You've confused popular politics with actual moral-political philosophy.Socialism
: the moral-political philosophy that claims equality as the basic ideal and justifies coercion insofar as it promotes equality (developed by the Ancient Greeks, most notably Plato, and revived by Marx & Lenin).Republicanism
: a.k.a, civic humanism, where the state is secured form the blows of fortune by its (male) citizens' devotion to its well-being. They should take turns ruling and being ruled, be always prepared to fight the republic, and limit their private possessions, is considered the most serious threat to the republic. Such men should possess a wholly secular virtu
because corruption, in the form of excessive attachment to private interest, is valued the most serious threat to the republic (developed by the Ancient Romans and revived and further developed by Machiavelli, James Harrington, Montesquieu; it was further modified by British & Continental philosophers, who strongly influenced founding fathers like Jefferson and Adams).

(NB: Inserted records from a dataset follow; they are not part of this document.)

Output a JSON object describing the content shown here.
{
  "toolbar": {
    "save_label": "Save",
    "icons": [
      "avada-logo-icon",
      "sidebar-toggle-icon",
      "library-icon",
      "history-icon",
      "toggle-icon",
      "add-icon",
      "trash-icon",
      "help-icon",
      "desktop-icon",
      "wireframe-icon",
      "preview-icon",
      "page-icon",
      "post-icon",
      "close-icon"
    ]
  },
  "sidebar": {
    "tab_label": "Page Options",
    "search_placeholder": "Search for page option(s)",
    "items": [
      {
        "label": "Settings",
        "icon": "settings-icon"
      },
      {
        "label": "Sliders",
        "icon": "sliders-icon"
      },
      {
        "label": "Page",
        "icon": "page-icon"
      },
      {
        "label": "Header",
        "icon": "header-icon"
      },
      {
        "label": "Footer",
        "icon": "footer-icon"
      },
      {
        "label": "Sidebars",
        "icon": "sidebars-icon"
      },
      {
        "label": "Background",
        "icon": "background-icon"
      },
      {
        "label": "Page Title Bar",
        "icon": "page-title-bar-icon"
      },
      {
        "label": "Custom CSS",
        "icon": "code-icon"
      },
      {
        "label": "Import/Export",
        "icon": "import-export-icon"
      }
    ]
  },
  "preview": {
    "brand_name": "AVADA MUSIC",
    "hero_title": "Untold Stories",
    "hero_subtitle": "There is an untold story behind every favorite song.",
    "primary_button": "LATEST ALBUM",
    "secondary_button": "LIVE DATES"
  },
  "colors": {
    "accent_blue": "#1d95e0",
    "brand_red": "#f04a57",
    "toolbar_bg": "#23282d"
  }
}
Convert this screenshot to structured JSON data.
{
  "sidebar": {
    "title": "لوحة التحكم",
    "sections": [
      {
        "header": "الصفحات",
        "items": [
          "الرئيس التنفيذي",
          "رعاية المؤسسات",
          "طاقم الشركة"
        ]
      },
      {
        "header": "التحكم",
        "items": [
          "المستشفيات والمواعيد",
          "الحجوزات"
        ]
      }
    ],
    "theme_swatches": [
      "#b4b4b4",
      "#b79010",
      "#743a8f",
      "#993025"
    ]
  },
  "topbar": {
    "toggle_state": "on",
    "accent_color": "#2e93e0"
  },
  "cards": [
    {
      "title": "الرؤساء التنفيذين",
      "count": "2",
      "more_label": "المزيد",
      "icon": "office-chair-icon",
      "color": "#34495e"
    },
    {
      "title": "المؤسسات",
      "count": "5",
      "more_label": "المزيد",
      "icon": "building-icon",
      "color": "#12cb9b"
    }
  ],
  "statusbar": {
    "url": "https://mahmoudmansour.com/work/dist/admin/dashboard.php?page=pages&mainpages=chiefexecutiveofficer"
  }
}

Republicanism, properly defined, is clearly a "lesser evil" than socialism, properly defined.
The proper name for what you're aiming at is Welfare Liberalism
: In contradistinction to classical liberalism (what we now call libertarianism,cf. Locke, Nozick et al), where constraints on liberty are viewed as positive acts that prevent people from doing what they otherwise could with two corollaries: (1) failing to help those in need does not restrict their liberty (2) protection (by the state) is minimal (a "night watchman" only). Welfare Liberalism
(cf. T.H. Green, Rawls et al), on the other hand, contends that constraints on liberty are negative acts that prevent people from doing what they otherwise could with two corollaries: (1) Failing to help the needy restricts their liberty (2) the justification of coercion is extended to include requiring a guaranteed social minimum and equal opportunity (don't confuse this last corollary with socialism proper).
So, what does any of this have to with the Buddha-Dhamma?
mindfullmom wrote:For those that responded to the questions, if you don't align with any party, who have you voted for in the past?
Why is it important for you to know this?